In this installment of Matt Salesses’s “Love, Recorded:” loneliness, recorded.
We spend Thanksgiving with the Koreans, because we think it will be better for the baby than Thanksgiving with a group of grad students. I miss our last Thanksgiving, spent with a fellow adoptee and her family. I miss Thanksgiving when it was passive, the most passive thing in the world: fed and taken care of, with nowhere to go, with nothing to do but eat.
“Does it taste American?” our host asks me at one point. I don’t know what to say. It tastes good. I eat until I feel sick, until I am immobile, to make it feel like Thanksgiving.
Afterward, I putter around the house after Grace, who races in circles, taunting. She has this lilting song she sings, in baby talk, and then she laughs like crazy, takes off and trusts you to chase her.
Our host puts a flower on his head and says something to her in Korean. A joke I don’t get.
The next day, my wife lies dizzy and headached. She can’t get out of bed all morning, though she wants to do Black Friday. I remember Black Friday with the baby wide awake, past midnight, slung on my wife’s chest. Cathreen acts like she did when she was pregnant, bladder-burdened, blurry. She keeps asking me to feel for a fever, and when my hand comes away damp and cold, I worry she ate or drank something wrong.
By late afternoon, she’s clearer-headed, and we go out, after all. We try to budget our Christmas gifts carefully. The first shop we enter, Grace says she wants a toy. We have to give her the iPad to distract her.
In the morning, I am sick, too. We lie around showing the baby how to play on the mattress. Her bed is next to ours. As I lie with my head drowning, I read the entire Walking Dead series, one after another. I lie beside my family and feel sick. I read until I feel as if zombies wait outside our door. I am sick with dread. I am sick with decisions. I am sick with the anticipation that this week off will end and I will have to return to class. I am sick with fear that I am screwing things up. I am sick, suddenly, with myself.
While Cathreen and I argue, I can’t figure out what is going on. My wife is concerned with my imbalances. I am concerned with my imbalances–somewhere along the way, I must have gotten to the point where I fear my future in Houston. I was in Atlanta recently and was talking with an Asian American woman about how my studies are going, and I got started on how often class discussions turn uncomfortably racial, and how I feel like I am the only one who always has to speak out, not because I want to, but because if I didn’t, would I even exist?–and I think, I am fucking lonely here. They say holidays are when people feel most lonely.
But I want to talk about loneliness for real.
The other day, my wife and I were Facetiming my brother in Korea. We were giving him advice–what if he married his Korean girlfriend? Would he stay in Seoul, or ask her to move to America? Cathreen made it clear that he should stay in Korea, that his girlfriend would resent him if she had to leave. “What are you saying?” I asked. Cathreen said to my brother, “I’m going to be honest with you because I’m your sister.”
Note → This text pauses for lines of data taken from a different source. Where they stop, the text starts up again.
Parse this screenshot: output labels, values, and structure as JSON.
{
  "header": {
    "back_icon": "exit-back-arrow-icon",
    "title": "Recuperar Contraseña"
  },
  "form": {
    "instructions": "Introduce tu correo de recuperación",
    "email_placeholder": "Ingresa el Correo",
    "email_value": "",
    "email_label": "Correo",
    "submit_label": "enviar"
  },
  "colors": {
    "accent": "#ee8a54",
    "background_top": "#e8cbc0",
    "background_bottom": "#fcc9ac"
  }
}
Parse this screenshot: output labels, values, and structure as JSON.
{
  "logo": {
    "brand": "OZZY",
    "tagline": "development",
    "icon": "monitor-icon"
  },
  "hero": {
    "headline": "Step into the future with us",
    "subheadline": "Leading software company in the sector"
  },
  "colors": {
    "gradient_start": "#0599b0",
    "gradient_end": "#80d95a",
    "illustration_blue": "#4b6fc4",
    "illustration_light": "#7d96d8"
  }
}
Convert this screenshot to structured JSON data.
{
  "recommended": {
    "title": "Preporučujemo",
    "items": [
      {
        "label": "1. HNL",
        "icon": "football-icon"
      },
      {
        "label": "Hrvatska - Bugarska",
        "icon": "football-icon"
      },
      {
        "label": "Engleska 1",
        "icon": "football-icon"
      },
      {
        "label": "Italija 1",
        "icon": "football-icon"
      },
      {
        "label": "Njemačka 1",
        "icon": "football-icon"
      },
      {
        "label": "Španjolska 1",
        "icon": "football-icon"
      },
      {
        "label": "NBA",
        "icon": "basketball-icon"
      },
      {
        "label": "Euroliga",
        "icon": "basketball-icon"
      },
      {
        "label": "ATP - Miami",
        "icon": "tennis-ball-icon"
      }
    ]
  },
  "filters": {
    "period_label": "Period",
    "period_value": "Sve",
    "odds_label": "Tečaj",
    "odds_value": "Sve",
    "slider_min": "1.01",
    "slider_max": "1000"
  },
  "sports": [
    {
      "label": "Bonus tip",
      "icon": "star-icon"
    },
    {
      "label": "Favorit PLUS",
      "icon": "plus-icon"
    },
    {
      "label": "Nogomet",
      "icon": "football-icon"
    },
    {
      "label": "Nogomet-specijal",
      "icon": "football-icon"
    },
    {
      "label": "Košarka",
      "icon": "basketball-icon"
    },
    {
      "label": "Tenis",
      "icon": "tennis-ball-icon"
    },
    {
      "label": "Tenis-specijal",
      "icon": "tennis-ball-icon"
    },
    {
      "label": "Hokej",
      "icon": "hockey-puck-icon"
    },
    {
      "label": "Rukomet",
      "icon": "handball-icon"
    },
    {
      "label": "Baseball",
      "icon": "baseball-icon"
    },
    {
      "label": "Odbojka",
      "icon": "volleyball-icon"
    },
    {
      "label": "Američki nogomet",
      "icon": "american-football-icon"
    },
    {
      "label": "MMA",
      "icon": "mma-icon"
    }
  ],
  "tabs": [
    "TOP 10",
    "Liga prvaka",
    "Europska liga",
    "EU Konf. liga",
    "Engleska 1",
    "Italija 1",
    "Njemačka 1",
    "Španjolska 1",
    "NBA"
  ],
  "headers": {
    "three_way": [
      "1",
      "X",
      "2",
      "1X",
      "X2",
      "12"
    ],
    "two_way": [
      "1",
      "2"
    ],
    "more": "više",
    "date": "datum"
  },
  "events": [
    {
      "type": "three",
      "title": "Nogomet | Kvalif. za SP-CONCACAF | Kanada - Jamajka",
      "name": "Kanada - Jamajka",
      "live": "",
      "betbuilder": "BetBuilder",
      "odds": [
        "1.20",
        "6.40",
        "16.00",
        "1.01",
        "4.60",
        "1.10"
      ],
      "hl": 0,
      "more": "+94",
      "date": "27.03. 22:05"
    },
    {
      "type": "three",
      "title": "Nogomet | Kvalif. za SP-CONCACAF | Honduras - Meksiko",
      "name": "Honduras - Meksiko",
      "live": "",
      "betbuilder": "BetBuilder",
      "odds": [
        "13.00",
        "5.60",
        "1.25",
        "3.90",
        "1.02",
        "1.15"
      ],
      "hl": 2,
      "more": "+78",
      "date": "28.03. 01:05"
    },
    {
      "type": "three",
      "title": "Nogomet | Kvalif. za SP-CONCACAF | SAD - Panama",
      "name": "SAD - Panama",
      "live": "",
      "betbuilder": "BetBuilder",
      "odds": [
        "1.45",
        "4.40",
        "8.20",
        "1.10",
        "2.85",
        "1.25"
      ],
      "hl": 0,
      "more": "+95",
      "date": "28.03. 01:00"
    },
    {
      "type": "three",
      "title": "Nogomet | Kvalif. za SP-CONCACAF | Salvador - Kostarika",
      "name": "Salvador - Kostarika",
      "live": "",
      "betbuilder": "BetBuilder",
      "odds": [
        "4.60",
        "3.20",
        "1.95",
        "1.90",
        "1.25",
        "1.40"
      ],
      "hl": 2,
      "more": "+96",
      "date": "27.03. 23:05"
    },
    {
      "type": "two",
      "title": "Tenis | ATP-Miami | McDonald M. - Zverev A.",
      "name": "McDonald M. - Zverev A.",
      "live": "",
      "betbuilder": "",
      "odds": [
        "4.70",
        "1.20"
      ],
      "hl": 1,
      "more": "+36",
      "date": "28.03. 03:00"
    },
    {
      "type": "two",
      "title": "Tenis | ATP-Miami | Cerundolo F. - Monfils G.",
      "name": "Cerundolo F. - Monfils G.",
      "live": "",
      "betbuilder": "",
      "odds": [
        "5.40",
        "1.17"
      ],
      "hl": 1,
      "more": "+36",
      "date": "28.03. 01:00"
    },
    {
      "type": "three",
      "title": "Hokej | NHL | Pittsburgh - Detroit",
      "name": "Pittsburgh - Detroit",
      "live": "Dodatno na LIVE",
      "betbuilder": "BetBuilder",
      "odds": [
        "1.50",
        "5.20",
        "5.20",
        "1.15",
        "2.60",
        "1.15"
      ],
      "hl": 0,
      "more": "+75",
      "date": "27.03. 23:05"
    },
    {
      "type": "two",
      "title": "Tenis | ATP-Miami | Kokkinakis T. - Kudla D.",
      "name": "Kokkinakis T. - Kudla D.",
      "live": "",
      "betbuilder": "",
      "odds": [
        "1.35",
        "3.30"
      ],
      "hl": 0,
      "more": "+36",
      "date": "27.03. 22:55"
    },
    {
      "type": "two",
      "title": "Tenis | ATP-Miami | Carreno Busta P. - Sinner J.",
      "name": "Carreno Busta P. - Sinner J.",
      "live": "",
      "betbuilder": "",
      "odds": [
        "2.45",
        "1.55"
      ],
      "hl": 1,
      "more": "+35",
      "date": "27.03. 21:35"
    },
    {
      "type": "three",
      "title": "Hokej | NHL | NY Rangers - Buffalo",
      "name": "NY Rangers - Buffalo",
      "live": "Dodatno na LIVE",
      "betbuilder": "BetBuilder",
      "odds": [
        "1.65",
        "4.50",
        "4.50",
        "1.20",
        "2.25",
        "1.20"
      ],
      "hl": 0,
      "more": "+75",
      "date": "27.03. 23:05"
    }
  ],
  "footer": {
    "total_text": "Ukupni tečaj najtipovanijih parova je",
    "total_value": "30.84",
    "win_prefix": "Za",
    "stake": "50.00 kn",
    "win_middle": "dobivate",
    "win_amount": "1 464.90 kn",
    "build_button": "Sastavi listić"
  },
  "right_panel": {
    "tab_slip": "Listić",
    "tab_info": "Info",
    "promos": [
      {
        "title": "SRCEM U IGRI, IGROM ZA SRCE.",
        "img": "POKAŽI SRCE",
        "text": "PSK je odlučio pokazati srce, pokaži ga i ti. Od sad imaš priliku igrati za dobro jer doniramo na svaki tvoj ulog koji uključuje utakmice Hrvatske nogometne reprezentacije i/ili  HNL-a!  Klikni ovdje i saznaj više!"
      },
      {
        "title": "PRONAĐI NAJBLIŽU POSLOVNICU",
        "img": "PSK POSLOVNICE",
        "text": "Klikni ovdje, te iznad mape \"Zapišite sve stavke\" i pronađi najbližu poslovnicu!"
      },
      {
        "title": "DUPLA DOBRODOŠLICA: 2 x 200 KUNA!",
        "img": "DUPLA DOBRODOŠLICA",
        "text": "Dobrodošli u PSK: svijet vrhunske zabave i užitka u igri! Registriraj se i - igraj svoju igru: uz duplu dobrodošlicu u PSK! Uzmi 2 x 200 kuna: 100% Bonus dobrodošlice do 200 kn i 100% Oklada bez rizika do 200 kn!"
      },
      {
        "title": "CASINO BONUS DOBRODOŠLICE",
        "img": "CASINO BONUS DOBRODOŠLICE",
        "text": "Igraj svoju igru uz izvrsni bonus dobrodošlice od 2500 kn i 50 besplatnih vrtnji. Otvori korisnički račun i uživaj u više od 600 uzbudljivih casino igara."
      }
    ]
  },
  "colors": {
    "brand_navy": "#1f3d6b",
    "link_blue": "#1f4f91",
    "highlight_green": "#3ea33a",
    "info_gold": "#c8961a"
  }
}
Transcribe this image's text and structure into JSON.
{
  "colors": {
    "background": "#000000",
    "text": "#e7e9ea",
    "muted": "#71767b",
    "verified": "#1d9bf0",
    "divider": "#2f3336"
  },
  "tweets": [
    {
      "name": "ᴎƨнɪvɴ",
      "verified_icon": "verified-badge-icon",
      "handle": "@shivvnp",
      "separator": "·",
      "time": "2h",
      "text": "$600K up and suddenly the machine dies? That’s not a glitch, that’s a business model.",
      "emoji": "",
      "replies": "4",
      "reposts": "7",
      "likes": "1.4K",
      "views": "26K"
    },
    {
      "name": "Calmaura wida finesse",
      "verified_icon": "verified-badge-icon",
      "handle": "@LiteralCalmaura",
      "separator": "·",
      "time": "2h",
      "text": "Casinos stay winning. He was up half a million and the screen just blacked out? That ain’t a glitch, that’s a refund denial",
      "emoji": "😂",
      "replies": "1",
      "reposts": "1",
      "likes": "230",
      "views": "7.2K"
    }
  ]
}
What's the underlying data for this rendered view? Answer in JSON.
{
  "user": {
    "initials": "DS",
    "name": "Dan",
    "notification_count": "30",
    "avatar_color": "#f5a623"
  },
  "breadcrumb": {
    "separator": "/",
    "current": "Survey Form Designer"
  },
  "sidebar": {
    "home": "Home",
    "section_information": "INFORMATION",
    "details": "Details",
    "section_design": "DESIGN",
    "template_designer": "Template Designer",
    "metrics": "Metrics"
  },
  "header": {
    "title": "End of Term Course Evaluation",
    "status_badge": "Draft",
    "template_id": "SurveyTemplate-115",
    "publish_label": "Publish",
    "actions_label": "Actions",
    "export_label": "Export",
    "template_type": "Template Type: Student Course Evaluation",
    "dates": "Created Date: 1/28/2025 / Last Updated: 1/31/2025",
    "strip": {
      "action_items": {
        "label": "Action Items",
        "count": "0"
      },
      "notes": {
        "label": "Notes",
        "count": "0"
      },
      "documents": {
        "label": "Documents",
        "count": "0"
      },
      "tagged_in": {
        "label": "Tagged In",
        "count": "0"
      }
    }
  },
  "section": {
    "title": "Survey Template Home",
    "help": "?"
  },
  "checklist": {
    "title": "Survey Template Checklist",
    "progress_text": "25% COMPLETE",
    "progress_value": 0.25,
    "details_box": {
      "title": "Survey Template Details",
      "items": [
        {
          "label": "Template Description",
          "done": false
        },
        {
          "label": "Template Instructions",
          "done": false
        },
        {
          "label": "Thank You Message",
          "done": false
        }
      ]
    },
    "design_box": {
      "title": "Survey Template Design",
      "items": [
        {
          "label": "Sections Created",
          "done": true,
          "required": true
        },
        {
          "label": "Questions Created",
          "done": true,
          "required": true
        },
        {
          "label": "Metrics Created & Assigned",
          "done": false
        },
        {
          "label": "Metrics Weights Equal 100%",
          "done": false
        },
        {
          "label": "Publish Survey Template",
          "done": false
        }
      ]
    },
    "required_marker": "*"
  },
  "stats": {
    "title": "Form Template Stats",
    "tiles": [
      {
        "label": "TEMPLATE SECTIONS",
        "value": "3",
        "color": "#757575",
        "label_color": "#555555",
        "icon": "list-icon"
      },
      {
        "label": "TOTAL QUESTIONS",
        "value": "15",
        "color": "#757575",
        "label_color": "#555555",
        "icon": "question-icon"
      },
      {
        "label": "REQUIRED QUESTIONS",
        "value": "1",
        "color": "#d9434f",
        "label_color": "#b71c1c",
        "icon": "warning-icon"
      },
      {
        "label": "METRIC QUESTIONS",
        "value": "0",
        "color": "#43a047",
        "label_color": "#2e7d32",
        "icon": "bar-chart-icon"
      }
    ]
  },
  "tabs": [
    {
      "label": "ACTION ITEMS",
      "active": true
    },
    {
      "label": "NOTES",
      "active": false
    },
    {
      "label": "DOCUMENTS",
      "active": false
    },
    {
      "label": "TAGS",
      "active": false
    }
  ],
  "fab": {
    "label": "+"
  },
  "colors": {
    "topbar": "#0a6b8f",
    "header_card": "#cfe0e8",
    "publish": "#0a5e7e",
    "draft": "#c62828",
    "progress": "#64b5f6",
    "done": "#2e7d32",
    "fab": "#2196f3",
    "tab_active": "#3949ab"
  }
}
Later I found myself Googling adoptee groups in Houston. It felt like someone was pulling and pushing my fingers. It felt like someone was squeezing me, hard and fast, and then letting go and disappearing completely.
I go to school and work and this Korean group. It is hard to feel like myself. I made an appointment with the free therapists at my school, and am waiting for more than: it sounds like you are depressed.
I am not going to write about coming out of this. I am not going to make that narrative arc. I am not going to make this an essay, really, but neither a plea, neither commentary, neither a complaint, only a statement of how I am.
I stuff my face at Korean Thanksgiving, chase my daughter to avoid conversations, or to keep her from watching TV with the other kids, some movie with robot violence, and then we go home and crash. And then my wife gets sick, and then I get sick, and then Grace gets sick. My head is a balloon I have to keep checking is tethered. Medicine doesn’t work. I am sick without a story that resolves.
I want with a haunting, disastrous want to give my family a better life. That is why I am in school again, is what I tell myself. But what if I wasn’t thinking of them? Maybe I should have stayed in Korea, all those years ago. Maybe I shouldn’t have chased a dream. I wonder what we learn when our racing off leaves us lonely. When we sing and run for our lives, and then we look back and the people we love are watching us get farther and further away.